++++ Data for this exercise ++++
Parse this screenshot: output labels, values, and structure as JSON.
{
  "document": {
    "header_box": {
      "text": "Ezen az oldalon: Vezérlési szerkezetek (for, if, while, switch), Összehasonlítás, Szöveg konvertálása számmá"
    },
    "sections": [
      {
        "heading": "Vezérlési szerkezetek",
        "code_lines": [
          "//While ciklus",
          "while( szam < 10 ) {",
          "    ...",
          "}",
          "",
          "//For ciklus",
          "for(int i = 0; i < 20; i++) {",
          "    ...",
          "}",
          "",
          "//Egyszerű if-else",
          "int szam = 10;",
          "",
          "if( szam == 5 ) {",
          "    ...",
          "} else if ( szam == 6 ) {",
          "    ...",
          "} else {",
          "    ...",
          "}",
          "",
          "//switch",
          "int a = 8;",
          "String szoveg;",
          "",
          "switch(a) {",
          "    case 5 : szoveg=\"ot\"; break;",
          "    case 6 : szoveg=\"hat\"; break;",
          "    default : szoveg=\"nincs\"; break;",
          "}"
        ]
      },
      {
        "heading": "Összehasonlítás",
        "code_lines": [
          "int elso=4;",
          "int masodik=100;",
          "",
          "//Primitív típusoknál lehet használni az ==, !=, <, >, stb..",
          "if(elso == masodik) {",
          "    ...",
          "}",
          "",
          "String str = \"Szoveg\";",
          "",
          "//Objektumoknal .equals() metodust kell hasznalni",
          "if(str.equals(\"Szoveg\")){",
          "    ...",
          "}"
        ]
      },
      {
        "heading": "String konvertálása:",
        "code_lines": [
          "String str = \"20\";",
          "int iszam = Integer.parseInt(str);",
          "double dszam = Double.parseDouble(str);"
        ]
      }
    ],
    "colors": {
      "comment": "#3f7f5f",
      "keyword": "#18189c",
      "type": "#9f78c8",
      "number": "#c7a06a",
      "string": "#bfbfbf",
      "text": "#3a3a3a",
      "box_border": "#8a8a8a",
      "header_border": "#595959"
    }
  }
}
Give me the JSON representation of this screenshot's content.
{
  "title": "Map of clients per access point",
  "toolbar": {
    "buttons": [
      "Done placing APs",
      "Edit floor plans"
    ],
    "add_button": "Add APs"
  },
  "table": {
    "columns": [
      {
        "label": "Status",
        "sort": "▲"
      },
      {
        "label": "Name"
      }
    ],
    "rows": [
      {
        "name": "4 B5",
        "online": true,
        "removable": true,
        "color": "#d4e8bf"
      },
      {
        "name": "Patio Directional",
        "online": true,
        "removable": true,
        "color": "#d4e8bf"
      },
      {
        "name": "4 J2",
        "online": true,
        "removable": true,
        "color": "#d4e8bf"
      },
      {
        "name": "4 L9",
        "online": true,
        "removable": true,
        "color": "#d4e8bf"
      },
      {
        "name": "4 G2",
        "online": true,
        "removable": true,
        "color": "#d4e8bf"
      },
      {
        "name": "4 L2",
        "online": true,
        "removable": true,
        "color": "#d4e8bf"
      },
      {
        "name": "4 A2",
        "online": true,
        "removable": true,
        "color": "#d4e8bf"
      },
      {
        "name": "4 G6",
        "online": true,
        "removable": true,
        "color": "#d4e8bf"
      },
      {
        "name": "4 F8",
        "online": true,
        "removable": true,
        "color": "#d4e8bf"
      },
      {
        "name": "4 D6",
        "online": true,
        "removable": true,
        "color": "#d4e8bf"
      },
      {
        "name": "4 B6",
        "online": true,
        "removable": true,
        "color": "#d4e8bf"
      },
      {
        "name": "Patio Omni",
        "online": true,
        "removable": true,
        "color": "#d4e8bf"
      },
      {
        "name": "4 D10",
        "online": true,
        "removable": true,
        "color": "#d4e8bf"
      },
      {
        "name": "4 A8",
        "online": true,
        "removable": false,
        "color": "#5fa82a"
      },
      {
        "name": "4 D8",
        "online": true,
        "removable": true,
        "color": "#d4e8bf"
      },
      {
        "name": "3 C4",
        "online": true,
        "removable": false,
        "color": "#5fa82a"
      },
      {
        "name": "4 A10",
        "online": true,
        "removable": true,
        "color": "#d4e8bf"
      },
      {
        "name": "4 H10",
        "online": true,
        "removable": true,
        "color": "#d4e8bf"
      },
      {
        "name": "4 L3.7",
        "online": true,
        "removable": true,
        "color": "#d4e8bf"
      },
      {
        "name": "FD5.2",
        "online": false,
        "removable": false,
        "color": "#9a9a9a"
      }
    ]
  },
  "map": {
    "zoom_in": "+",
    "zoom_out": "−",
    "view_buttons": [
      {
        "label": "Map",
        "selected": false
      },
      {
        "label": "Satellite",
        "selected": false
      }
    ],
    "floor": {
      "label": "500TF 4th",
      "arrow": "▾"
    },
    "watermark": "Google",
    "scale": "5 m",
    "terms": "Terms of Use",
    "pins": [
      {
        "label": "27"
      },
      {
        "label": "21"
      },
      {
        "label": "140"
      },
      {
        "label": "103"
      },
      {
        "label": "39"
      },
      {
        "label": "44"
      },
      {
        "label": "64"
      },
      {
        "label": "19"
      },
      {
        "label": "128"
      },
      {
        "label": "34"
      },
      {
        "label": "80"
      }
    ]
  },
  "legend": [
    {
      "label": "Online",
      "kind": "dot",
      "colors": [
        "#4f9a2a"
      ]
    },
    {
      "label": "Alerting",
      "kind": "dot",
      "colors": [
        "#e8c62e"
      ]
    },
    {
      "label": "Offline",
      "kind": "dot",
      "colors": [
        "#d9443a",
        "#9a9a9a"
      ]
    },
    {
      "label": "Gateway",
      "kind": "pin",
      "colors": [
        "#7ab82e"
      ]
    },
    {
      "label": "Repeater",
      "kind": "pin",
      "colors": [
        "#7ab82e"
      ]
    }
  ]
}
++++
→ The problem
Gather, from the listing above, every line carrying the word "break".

→ Exercise answer
          "    case 5 : szoveg=\"ot\"; break;",
          "    case 6 : szoveg=\"hat\"; break;",
          "    default : szoveg=\"nincs\"; break;",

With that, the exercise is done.